Input material:
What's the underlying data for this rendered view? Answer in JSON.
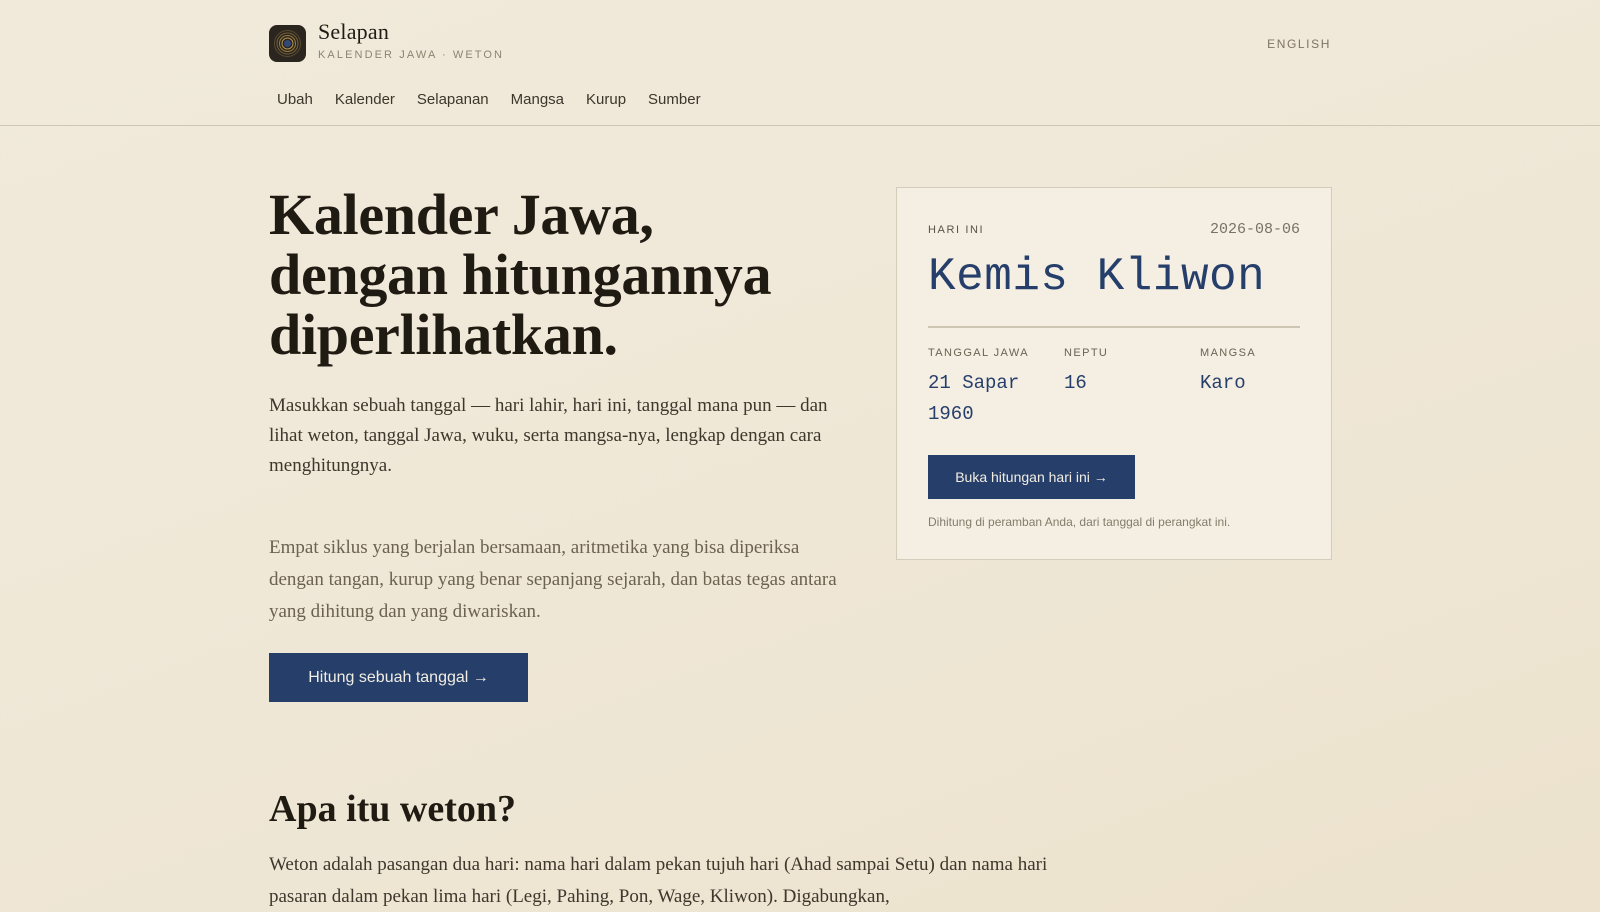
{
  "brand": {
    "name": "Selapan",
    "subtitle": "KALENDER JAWA · WETON",
    "logo_icon": "concentric-circles-icon"
  },
  "language_link": "ENGLISH",
  "nav": {
    "items": [
      "Ubah",
      "Kalender",
      "Selapanan",
      "Mangsa",
      "Kurup",
      "Sumber"
    ]
  },
  "hero": {
    "title_lines": [
      "Kalender Jawa,",
      "dengan hitungannya",
      "diperlihatkan."
    ],
    "lead": "Masukkan sebuah tanggal — hari lahir, hari ini, tanggal mana pun — dan lihat weton, tanggal Jawa, wuku, serta mangsa-nya, lengkap dengan cara menghitungnya.",
    "body": "Empat siklus yang berjalan bersamaan, aritmetika yang bisa diperiksa dengan tangan, kurup yang benar sepanjang sejarah, dan batas tegas antara yang dihitung dan yang diwariskan.",
    "cta_label": "Hitung sebuah tanggal →"
  },
  "today_card": {
    "label": "HARI INI",
    "date": "2026-08-06",
    "weton": "Kemis Kliwon",
    "stats": [
      {
        "label": "TANGGAL JAWA",
        "value": "21 Sapar 1960"
      },
      {
        "label": "NEPTU",
        "value": "16"
      },
      {
        "label": "MANGSA",
        "value": "Karo"
      }
    ],
    "button_label": "Buka hitungan hari ini →",
    "note": "Dihitung di peramban Anda, dari tanggal di perangkat ini."
  },
  "section": {
    "title": "Apa itu weton?",
    "body": "Weton adalah pasangan dua hari: nama hari dalam pekan tujuh hari (Ahad sampai Setu) dan nama hari pasaran dalam pekan lima hari (Legi, Pahing, Pon, Wage, Kliwon). Digabungkan,"
  },
  "colors": {
    "accent": "#263f6a",
    "background": "#f1eadb",
    "text": "#221d15"
  }
}
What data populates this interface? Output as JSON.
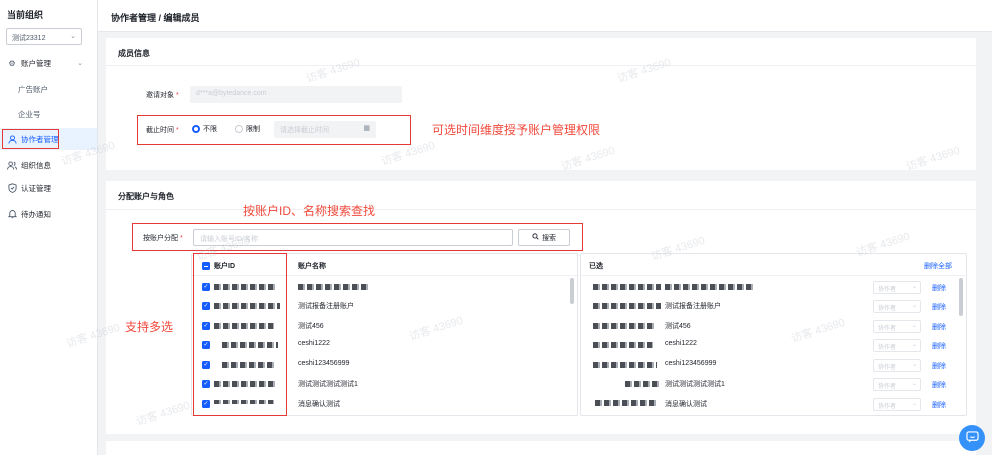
{
  "sidebar": {
    "org_title": "当前组织",
    "org_value": "测试23312",
    "items": [
      {
        "label": "账户管理"
      },
      {
        "label": "广告账户"
      },
      {
        "label": "企业号"
      },
      {
        "label": "协作者管理"
      },
      {
        "label": "组织信息"
      },
      {
        "label": "认证管理"
      },
      {
        "label": "待办通知"
      }
    ]
  },
  "header": {
    "breadcrumb": "协作者管理 / 编辑成员"
  },
  "member_info": {
    "title": "成员信息",
    "invite_label": "邀请对象",
    "invite_value": "d***a@bytedance.com",
    "deadline_label": "截止时间",
    "option_unlimited": "不限",
    "option_limited": "限制",
    "deadline_placeholder": "请选择截止时间"
  },
  "assign": {
    "title": "分配账户与角色",
    "by_account_label": "按账户分配",
    "search_placeholder": "请输入账号ID/名称",
    "search_button": "搜索"
  },
  "annotations": {
    "time_note": "可选时间维度授予账户管理权限",
    "search_note": "按账户ID、名称搜索查找",
    "multi_note": "支持多选"
  },
  "left_table": {
    "col_id": "账户ID",
    "col_name": "账户名称",
    "rows": [
      {
        "name": "",
        "checked": true
      },
      {
        "name": "测试报备注册账户",
        "checked": true
      },
      {
        "name": "测试456",
        "checked": true
      },
      {
        "name": "ceshi1222",
        "checked": true
      },
      {
        "name": "ceshi123456999",
        "checked": true
      },
      {
        "name": "测试测试测试测试1",
        "checked": true
      },
      {
        "name": "消息确认测试",
        "checked": true
      }
    ]
  },
  "right_table": {
    "title": "已选",
    "delete_all": "删除全部",
    "role_placeholder": "协作者",
    "delete_label": "删除",
    "rows": [
      {
        "name": ""
      },
      {
        "name": "测试报备注册账户"
      },
      {
        "name": "测试456"
      },
      {
        "name": "ceshi1222"
      },
      {
        "name": "ceshi123456999"
      },
      {
        "name": "测试测试测试测试1"
      },
      {
        "name": "消息确认测试"
      }
    ]
  },
  "watermark_text": "访客 43690",
  "colors": {
    "primary": "#165dff",
    "annotation": "#f04a3c",
    "highlight_box": "#e53935"
  }
}
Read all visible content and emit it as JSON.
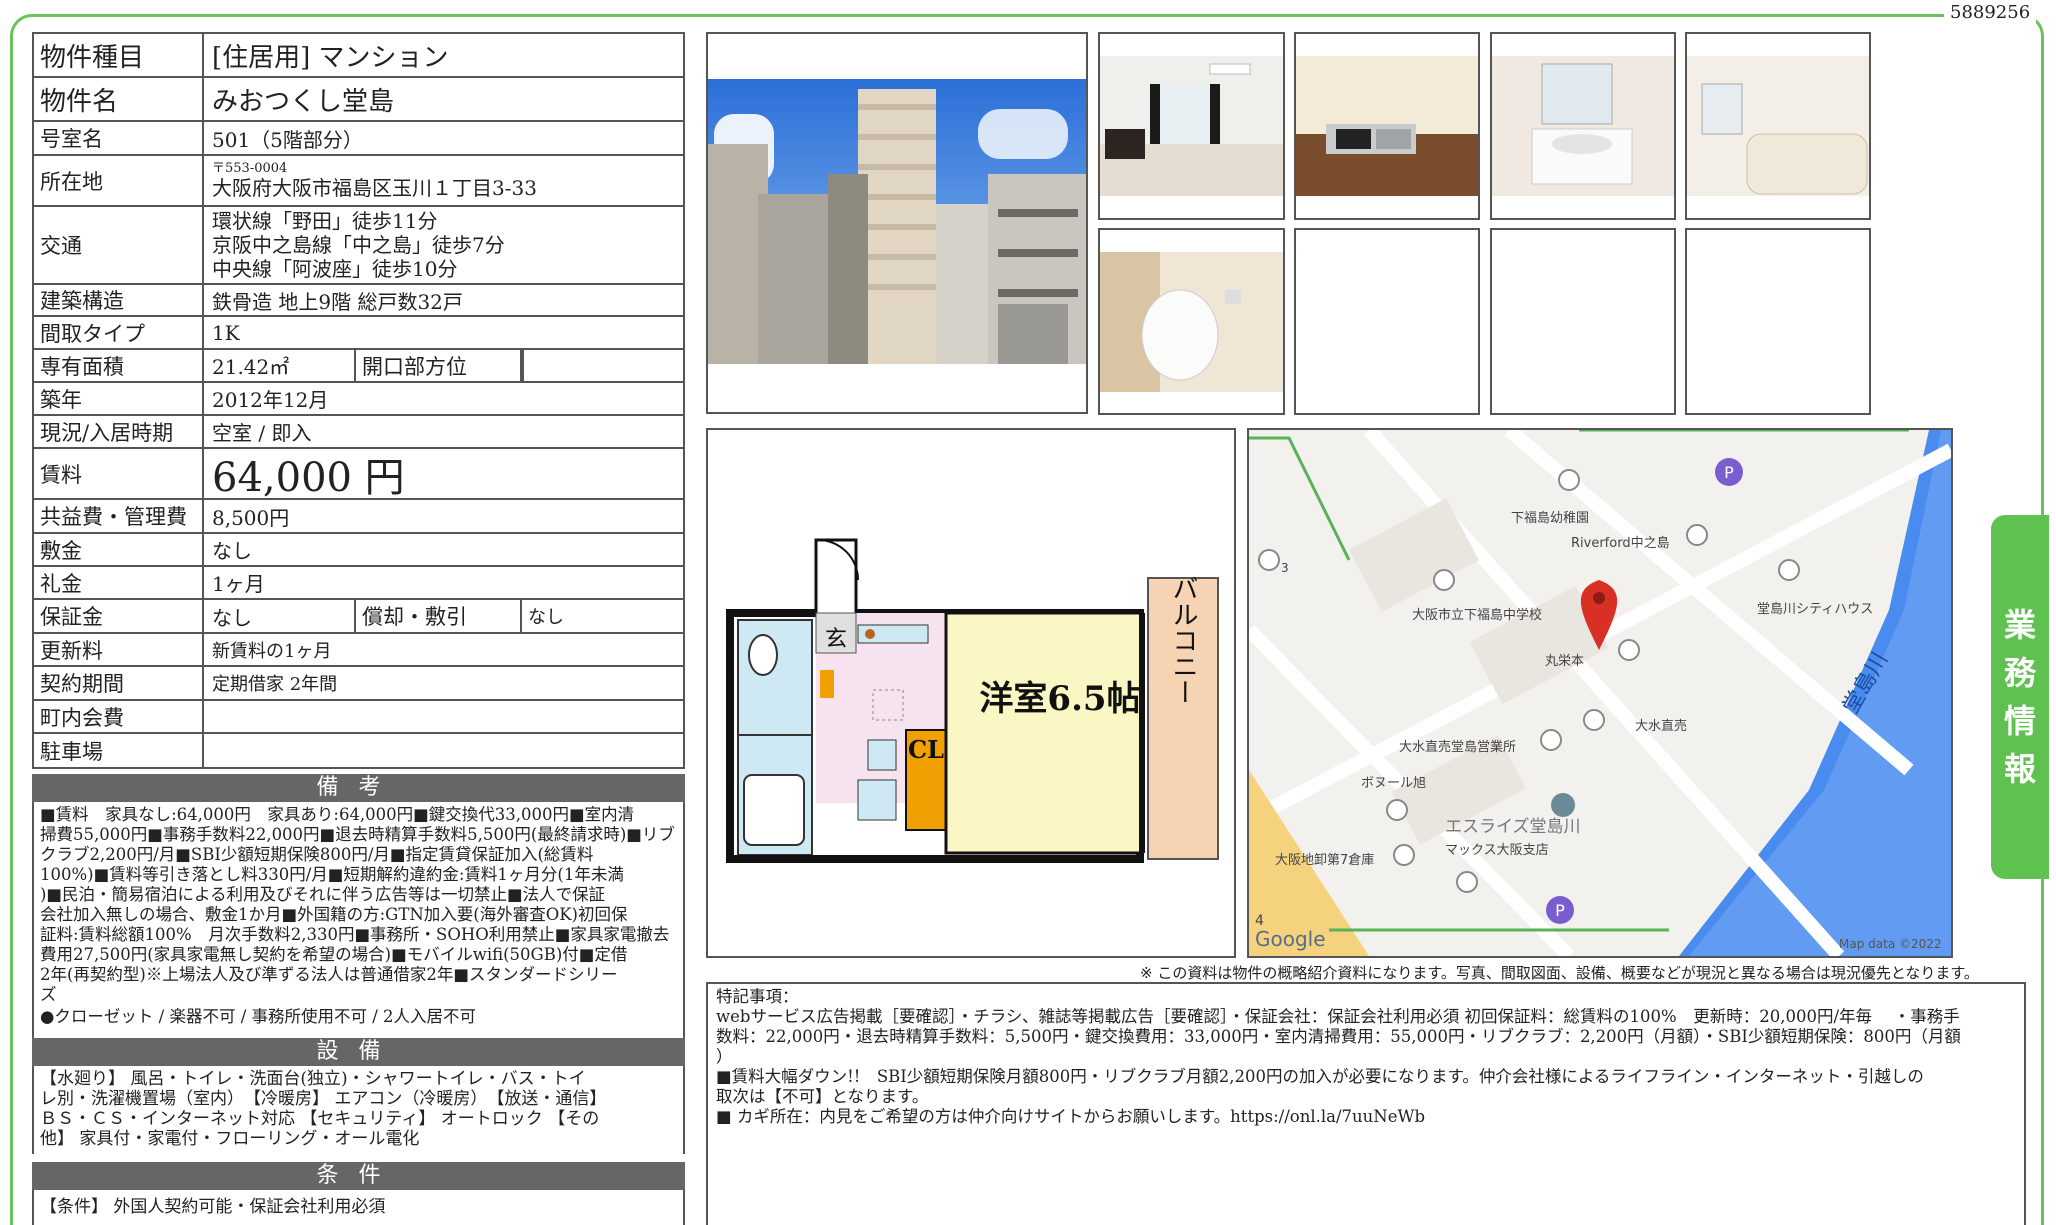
{
  "doc_id": "5889256",
  "side_tab": [
    "業",
    "務",
    "情",
    "報"
  ],
  "property": {
    "type_label": "物件種目",
    "type_value": "[住居用]  マンション",
    "name_label": "物件名",
    "name_value": "みおつくし堂島",
    "room_label": "号室名",
    "room_value": "501（5階部分）",
    "address_label": "所在地",
    "postal": "〒553-0004",
    "address": "大阪府大阪市福島区玉川１丁目3-33",
    "access_label": "交通",
    "access": [
      "環状線「野田」徒歩11分",
      "京阪中之島線「中之島」徒歩7分",
      "中央線「阿波座」徒歩10分"
    ],
    "structure_label": "建築構造",
    "structure_value": "鉄骨造 地上9階 総戸数32戸",
    "layout_label": "間取タイプ",
    "layout_value": "1K",
    "area_label": "専有面積",
    "area_value": "21.42㎡",
    "direction_label": "開口部方位",
    "direction_value": "",
    "built_label": "築年",
    "built_value": "2012年12月",
    "status_label": "現況/入居時期",
    "status_value": "空室 / 即入",
    "rent_label": "賃料",
    "rent_value": "64,000 円",
    "fee_label": "共益費・管理費",
    "fee_value": "8,500円",
    "deposit_label": "敷金",
    "deposit_value": "なし",
    "keymoney_label": "礼金",
    "keymoney_value": "1ヶ月",
    "guarantee_label": "保証金",
    "guarantee_value": "なし",
    "amort_label": "償却・敷引",
    "amort_value": "なし",
    "renewal_label": "更新料",
    "renewal_value": "新賃料の1ヶ月",
    "contract_label": "契約期間",
    "contract_value": "定期借家 2年間",
    "community_label": "町内会費",
    "community_value": "",
    "parking_label": "駐車場",
    "parking_value": ""
  },
  "remarks": {
    "title": "備考",
    "lines": [
      "■賃料　家具なし:64,000円　家具あり:64,000円■鍵交換代33,000円■室内清",
      "掃費55,000円■事務手数料22,000円■退去時精算手数料5,500円(最終請求時)■リブ",
      "クラブ2,200円/月■SBI少額短期保険800円/月■指定賃貸保証加入(総賃料",
      "100%)■賃料等引き落とし料330円/月■短期解約違約金:賃料1ヶ月分(1年未満",
      ")■民泊・簡易宿泊による利用及びそれに伴う広告等は一切禁止■法人で保証",
      "会社加入無しの場合、敷金1か月■外国籍の方:GTN加入要(海外審査OK)初回保",
      "証料:賃料総額100%　月次手数料2,330円■事務所・SOHO利用禁止■家具家電撤去",
      "費用27,500円(家具家電無し契約を希望の場合)■モバイルwifi(50GB)付■定借",
      "2年(再契約型)※上場法人及び準ずる法人は普通借家2年■スタンダードシリー",
      "ズ"
    ],
    "extra": "●クローゼット / 楽器不可 / 事務所使用不可 / 2人入居不可"
  },
  "equipment": {
    "title": "設備",
    "lines": [
      "【水廻り】 風呂・トイレ・洗面台(独立)・シャワートイレ・バス・トイ",
      "レ別・洗濯機置場（室内）　【冷暖房】 エアコン（冷暖房）　【放送・通信】",
      "ＢＳ・ＣＳ・インターネット対応 【セキュリティ】 オートロック 【その",
      "他】 家具付・家電付・フローリング・オール電化"
    ]
  },
  "conditions": {
    "title": "条件",
    "text": "【条件】 外国人契約可能・保証会社利用必須"
  },
  "floorplan": {
    "room_label": "洋室6.5帖",
    "balcony_label": "バルコニー",
    "closet_label": "CL",
    "entrance_label": "玄"
  },
  "map": {
    "labels": [
      "下福島幼稚園",
      "Riverford中之島",
      "大阪市立下福島中学校",
      "堂島川シティハウス",
      "丸栄本",
      "大水直売",
      "大水直売堂島営業所",
      "ボヌール旭",
      "エスライズ堂島川",
      "マックス大阪支店",
      "大阪地卸第7倉庫",
      "堂島川"
    ],
    "google": "Google",
    "attribution": "Map data ©2022",
    "num3": "3",
    "num4": "4"
  },
  "notice": "※ この資料は物件の概略紹介資料になります。写真、間取図面、設備、概要などが現況と異なる場合は現況優先となります。",
  "special": {
    "title": "特記事項：",
    "lines": [
      "webサービス広告掲載［要確認］・チラシ、雑誌等掲載広告［要確認］・保証会社：保証会社利用必須 初回保証料：総賃料の100%　更新時：20,000円/年毎 　・事務手",
      "数料：22,000円・退去時精算手数料：5,500円・鍵交換費用：33,000円・室内清掃費用：55,000円・リブクラブ：2,200円（月額）・SBI少額短期保険：800円（月額",
      "）",
      "■賃料大幅ダウン!!　SBI少額短期保険月額800円・リブクラブ月額2,200円の加入が必要になります。仲介会社様によるライフライン・インターネット・引越しの",
      "取次は【不可】となります。",
      "■ カギ所在：内見をご希望の方は仲介向けサイトからお願いします。https://onl.la/7uuNeWb"
    ]
  },
  "colors": {
    "frame": "#6ac259",
    "tab": "#5fc14f",
    "section": "#666666",
    "map_water": "#4a8bef",
    "pin": "#d93025"
  }
}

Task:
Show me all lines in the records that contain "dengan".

Task solution:
      "dengan hitungannya",
    "lead": "Masukkan sebuah tanggal — hari lahir, hari ini, tanggal mana pun — dan lihat weton, tanggal Jawa, wuku, serta mangsa-nya, lengkap dengan cara menghitungnya.",
    "body": "Empat siklus yang berjalan bersamaan, aritmetika yang bisa diperiksa dengan tangan, kurup yang benar sepanjang sejarah, dan batas tegas antara yang dihitung dan yang diwariskan.",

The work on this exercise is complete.